Enre MiriD, Spot on , well written. As in all discussions there are exceptions, raising orphaned or wounded animals thus giving them a chance of a life, not big cats nor animals you would avoid in the wild, would be in my opinion a humanitarian act. But Invariably most people who have a combination of a large ego and a small cerebellum and raise dangerous animals eventually suffer the consequences. I agree with Sara. People like John J. The exotic pet trade is just this - any time you buy one of these animals, you will be supporting the exotic trade that takes these animals from their native territory, upsetting the fragile ecosystems, or breeding them in inhumane conditions within the United States.

The fact of the matter is that you are also acting as if these animals are pets. They still retain wild instincts. They are not like our cats that were domesticated after hundreds of years of evolution. They can be 'tame', sure, but the fact of the matter is that they need to hunt, they need to mark their territory, they need to reproduce, they have needs that we simply cannot meet. Furthermore, the exotic pet trade also has abundant breeding techniques that result in crazy amounts of deformities in these animals. By the way, it would be difficult as heck to find a vet for an animal like this.

And judging by the majority of vets and vet students I know, they will not think highly of you. I have worked with predators in the past - in zoos, in rehab facilities, I am getting my Masters in tiger behavior. They don't love like a human being loves. For everyone confused, the author said "zoo attender" and a reasonable definition would be one who attends zoos. It's amazing that people actually keep these guys as pets! I'd love to, but not sure I could handle it. When I was 11 I found a bobcat kitten in one of our fields while hunting.

After dipping his nose in fresh cows milk a dozen or so times he learned to lap the milk. He adopted my two younger sisters and became their constant bodyguard and protector when they were playing outdoors. I enlisted in the U. S Army after high school in and served three years, two of those years on overseas assignment. We were a family of quail hunters. Tom loved dogs and was accepted by all our English setters after a period of sorting out who was boss. By the time he was four years old Tom had grown to 52 pounds on our scales and one hundred percent muscle.

It was fun to watch guests who didn't know about our feline family member freeze in their tracts upon meeting him for the first time. By now you have probably realized that I am old and gray and spend a considerable amount of time in the past, if so you are exactly right. I choose this venue to tell a story that I've never written before about a bobcat named Tom whom I loved and was loved by him and became a huge part of my youth. I read comments where people question the whole idea of bringing a so-called exotic cat into their home. I do not hold myself up as an expert in the field based on my experience with one bobcat, but, my experience of 7 decades filled with animals I have learned that they are much smarter than we give them credit being.

First, I do not believe that Bobcats should be considered exotic in any way, they are a Native species. Second, they average only about twenty pounds so why they are even considered large cats is beyond understanding. As house pets they can be let out during the day and they will always return. They also use a litter box like any cat when inside. They do make good pets and are more affectionate than most domestic cats. All wild cats can be vicious and a bobcat is no different.

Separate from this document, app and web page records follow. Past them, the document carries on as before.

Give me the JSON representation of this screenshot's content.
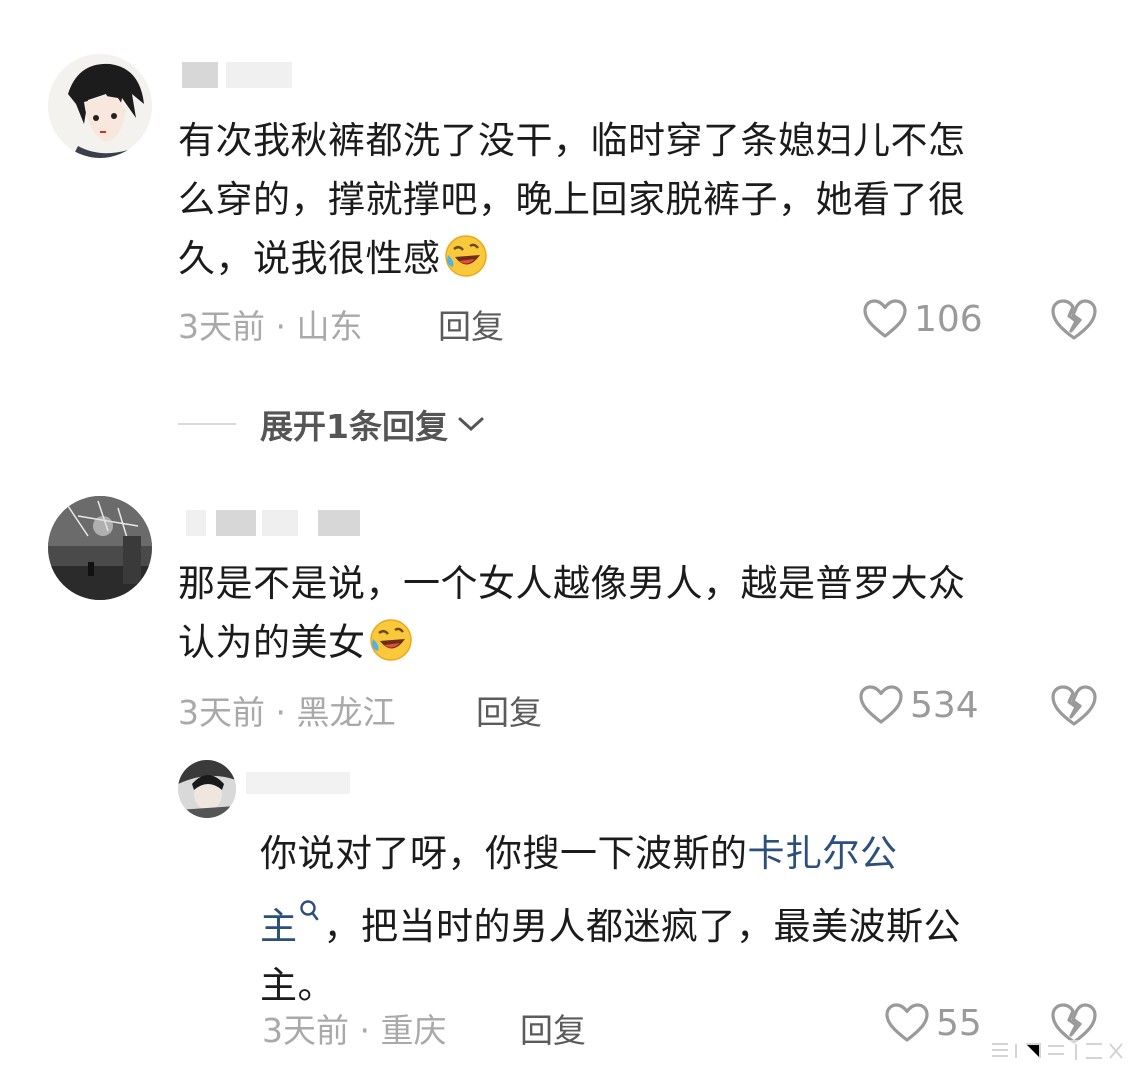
{
  "comments": [
    {
      "text_lines": [
        "有次我秋裤都洗了没干，临时穿了条媳妇儿不怎",
        "么穿的，撑就撑吧，晚上回家脱裤子，她看了很",
        "久，说我很性感"
      ],
      "emoji": "rofl-emoji",
      "time": "3天前",
      "location": "山东",
      "reply_label": "回复",
      "likes": "106",
      "expand_label": "展开1条回复"
    },
    {
      "text_lines": [
        "那是不是说，一个女人越像男人，越是普罗大众",
        "认为的美女"
      ],
      "emoji": "rofl-emoji",
      "time": "3天前",
      "location": "黑龙江",
      "reply_label": "回复",
      "likes": "534"
    }
  ],
  "reply": {
    "line1_pre": "你说对了呀，你搜一下波斯的",
    "line1_link": "卡扎尔公",
    "line2_link": "主",
    "line2_post": "，把当时的男人都迷疯了，最美波斯公",
    "line3": "主。",
    "time": "3天前",
    "location": "重庆",
    "reply_label": "回复",
    "likes": "55"
  },
  "separator": "·",
  "colors": {
    "link": "#2c4f7c",
    "meta": "#a9a9a9",
    "text": "#1b1b1b"
  },
  "icons": [
    "heart-outline-icon",
    "broken-heart-icon",
    "chevron-down-icon",
    "search-icon"
  ]
}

Sad they have to live with someone as shallow as yourself. Athletic training cover letter for resume, I trust the opinions How do you write a speech for a special occasion? experts, not opinionated bloggers. Cats are amazing companions. Their needs How do you write a speech for a special occasion? usually be fully met Freud three essays on sexuality full text captivity. Kinkajou available.